Remember when goth, and by extension Hot Topic, reigned supreme? Ergo Proxy is basically an anime peopled by fans of Hot Topic. The setting is gritty, and the main character wears black outfits, steal tipped boots and heavy mascara. The color palette skews towards grey and black, and even when the show uses other colors, they look muted. In the years since Ergo Proxy’s release, goth fans have moved toward the sparkly vampires in Twilight. That’s a shame because I found the ugly, dirty world of Ergo Proxy compelling. The show did not live up to the promise of its premise, but I much prefer the version of goth culture it embraces to the more recent version from Twilight.
The show takes place in an enclosed city called Rondo. It is a paradise where robotic assistants perform most of the work. At least that is how the privileged residents, called “citizens”, perceive the city. The other half, refugees from outside Rondo, called “immigrants”, live in decrepit surroundings and perform grunt work. The two groups, citizens and immigrants, co-exist peacefully without outward tension. The appearance of a monster shatters that peace. The granddaughter of Rondo’s ruler, Re-L (pronounced Ree-El), vows to kill the monster.
Re-L and her friends spend much of the series on a quest to learn the secrets of, and ultimately try to destroy, the monster. The group’s journey helped me understand the characters and world of Ergo Proxy, but the director had the opportunity to do more. This segment felt listless and dragged on several episodes too long, as if the show itself had lost its way. Unlike superior flavor-of-the-week shows like Kino’s Journey, the cities the group explored in Ergo Proxy lacked distinctive features and did not raise intriguing moral issues. The visits served the narrative of Ergo Proxy but did nothing more.
The show did explore moral issues, mostly those common to futuristic authoritarian stories. These include what it means to be human, what happens when humans dabble in artificial life and the desirability of an authoritarian government. I appreciated that the show goes into these issues, but felt books like Brave New World have done a superior job of addressing them.
What sets Ergo Proxy apart from most of its contemporaries isn’t animation quality or the story, but its music. The soundtrack was mostly instrumental and uninspired, but the opening and the ending songs rocked. The show is the only anime I know that features a famous western song, in this case Radiohead’s “Paranoid Android” accompanied the closing credits. The song fits well with the theme of the show, although I would have preferred the song to accompany the show’s opening instead of the ending. Luckily, the opening song the show used, Kiri by the Japanese band Monorol, was a great choice. It feels dark and powerful in a way that captures the show’s mood. I don’t know if anyone watched Ergo Proxy just because it included a Radiohead song, but I appreciated that the show took an (expensive) risk in its music choice.

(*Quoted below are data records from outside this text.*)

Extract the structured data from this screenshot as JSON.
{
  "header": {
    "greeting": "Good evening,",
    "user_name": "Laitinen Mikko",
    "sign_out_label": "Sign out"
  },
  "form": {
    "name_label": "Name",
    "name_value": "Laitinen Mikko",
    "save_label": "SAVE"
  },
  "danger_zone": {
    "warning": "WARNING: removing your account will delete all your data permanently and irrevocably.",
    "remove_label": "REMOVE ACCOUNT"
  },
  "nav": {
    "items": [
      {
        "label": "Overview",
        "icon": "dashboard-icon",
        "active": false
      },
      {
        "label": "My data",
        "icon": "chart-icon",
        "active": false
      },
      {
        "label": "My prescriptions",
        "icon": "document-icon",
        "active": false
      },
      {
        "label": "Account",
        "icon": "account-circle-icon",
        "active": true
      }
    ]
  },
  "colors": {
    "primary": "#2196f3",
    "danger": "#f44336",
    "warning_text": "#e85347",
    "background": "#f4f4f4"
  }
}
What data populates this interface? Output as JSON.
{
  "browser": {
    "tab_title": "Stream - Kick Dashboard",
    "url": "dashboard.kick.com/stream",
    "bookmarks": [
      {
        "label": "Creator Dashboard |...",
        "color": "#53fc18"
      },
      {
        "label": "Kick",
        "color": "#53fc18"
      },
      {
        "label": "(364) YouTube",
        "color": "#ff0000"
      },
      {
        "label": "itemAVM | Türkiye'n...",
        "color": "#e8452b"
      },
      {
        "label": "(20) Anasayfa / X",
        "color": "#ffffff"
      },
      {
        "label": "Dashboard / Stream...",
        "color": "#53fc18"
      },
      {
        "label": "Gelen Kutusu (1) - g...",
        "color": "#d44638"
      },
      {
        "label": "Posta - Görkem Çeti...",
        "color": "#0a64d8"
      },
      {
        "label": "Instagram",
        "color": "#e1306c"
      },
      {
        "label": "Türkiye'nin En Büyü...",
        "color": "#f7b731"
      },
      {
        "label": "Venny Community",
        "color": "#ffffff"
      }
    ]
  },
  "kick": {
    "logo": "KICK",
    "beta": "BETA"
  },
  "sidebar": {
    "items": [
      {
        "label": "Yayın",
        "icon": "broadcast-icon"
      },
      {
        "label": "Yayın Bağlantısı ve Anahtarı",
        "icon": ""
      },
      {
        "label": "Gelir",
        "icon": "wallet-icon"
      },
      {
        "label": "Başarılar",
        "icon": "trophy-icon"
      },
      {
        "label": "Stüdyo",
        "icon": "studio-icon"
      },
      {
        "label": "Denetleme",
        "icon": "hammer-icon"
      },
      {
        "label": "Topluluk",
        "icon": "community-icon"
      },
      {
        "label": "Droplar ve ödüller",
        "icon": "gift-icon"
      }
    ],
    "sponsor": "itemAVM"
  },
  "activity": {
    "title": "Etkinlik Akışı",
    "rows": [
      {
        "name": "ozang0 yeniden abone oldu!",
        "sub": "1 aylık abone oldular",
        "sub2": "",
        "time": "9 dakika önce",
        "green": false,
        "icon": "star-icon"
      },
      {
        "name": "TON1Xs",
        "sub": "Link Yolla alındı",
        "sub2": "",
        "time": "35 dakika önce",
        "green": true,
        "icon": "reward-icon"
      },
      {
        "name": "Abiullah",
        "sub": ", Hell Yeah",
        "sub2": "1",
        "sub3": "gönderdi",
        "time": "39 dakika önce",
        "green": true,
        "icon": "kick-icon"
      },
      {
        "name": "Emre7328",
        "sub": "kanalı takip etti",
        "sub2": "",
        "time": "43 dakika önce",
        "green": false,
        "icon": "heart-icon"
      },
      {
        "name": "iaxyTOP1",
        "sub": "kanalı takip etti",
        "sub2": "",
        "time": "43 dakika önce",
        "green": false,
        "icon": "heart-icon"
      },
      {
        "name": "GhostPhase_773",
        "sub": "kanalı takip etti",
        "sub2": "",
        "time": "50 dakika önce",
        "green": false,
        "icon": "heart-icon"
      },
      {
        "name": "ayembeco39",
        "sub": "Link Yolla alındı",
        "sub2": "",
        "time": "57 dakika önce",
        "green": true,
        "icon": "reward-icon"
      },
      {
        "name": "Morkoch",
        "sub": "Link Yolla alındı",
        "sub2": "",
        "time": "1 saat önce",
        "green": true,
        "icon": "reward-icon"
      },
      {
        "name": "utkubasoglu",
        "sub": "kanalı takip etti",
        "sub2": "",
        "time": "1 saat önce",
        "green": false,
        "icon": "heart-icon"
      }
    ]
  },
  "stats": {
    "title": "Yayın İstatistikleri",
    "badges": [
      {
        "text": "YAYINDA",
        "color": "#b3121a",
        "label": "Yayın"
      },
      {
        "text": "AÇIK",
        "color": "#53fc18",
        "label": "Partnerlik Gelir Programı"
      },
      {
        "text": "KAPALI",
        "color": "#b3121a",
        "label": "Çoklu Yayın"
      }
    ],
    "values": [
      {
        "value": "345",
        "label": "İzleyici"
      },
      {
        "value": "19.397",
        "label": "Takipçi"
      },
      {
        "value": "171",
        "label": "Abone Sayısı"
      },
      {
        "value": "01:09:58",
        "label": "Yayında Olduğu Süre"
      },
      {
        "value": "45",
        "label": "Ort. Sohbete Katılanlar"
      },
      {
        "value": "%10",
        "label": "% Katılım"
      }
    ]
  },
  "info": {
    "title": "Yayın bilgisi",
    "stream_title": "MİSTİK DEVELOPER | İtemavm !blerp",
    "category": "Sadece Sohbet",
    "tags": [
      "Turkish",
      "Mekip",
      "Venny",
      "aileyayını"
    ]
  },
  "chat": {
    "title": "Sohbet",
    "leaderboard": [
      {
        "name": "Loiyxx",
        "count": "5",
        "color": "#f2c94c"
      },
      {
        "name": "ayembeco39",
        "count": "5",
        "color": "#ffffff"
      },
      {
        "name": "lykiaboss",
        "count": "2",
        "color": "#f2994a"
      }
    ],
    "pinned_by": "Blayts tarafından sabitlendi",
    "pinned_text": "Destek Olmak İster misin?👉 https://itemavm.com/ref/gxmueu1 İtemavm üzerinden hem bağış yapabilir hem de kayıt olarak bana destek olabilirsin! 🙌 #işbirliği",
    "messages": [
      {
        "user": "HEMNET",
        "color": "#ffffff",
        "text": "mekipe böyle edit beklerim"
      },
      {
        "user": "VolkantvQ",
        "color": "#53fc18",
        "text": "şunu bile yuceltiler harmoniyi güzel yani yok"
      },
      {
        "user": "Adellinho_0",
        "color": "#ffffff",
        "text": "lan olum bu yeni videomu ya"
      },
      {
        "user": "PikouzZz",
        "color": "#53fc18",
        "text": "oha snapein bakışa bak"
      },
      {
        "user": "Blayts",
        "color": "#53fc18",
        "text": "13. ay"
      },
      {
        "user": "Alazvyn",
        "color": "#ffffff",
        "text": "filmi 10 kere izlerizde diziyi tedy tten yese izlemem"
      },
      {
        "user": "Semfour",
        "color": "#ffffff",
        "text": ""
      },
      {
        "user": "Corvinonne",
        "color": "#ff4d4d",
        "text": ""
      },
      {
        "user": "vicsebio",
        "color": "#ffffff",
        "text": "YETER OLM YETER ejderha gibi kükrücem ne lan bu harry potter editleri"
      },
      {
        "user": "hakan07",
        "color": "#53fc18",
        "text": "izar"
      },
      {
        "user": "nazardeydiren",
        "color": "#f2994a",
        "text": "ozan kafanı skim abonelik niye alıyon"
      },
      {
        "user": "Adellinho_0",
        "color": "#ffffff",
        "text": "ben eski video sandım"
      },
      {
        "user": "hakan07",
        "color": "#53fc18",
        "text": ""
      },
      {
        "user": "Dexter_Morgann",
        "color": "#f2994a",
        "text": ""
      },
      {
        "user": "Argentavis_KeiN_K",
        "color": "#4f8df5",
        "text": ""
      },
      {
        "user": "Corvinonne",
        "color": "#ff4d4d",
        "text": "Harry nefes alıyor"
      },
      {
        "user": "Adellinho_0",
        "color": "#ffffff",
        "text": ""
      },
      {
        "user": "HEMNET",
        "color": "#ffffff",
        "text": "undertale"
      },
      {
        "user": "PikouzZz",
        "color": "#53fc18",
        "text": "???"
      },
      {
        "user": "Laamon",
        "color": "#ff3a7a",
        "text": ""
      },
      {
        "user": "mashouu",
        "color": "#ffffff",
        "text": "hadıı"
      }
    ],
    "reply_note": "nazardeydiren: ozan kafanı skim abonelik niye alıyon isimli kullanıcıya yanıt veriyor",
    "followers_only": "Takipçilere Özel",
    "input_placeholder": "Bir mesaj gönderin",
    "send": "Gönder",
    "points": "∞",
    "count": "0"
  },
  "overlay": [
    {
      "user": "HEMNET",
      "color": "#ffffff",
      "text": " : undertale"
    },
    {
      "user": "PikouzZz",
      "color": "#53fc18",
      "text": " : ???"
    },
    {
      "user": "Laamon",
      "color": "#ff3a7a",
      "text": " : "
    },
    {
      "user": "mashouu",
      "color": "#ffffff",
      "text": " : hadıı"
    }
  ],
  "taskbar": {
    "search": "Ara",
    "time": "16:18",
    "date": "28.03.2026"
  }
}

I appreciate Ergo Proxy‘s decision to take risks, both in licensing high profile music and in creating an intriguing goth flavored world. Ultimately the show failed to execute on its ambitious concept and the middle section dragged out much too long. Still, the show is unique enough that I recommend it to fans that want something different than the anime series currently simulcast online.
(correction: Re-L is the granddaughter, not daughter of the ruler. Thanks to Son Gohan for catching this)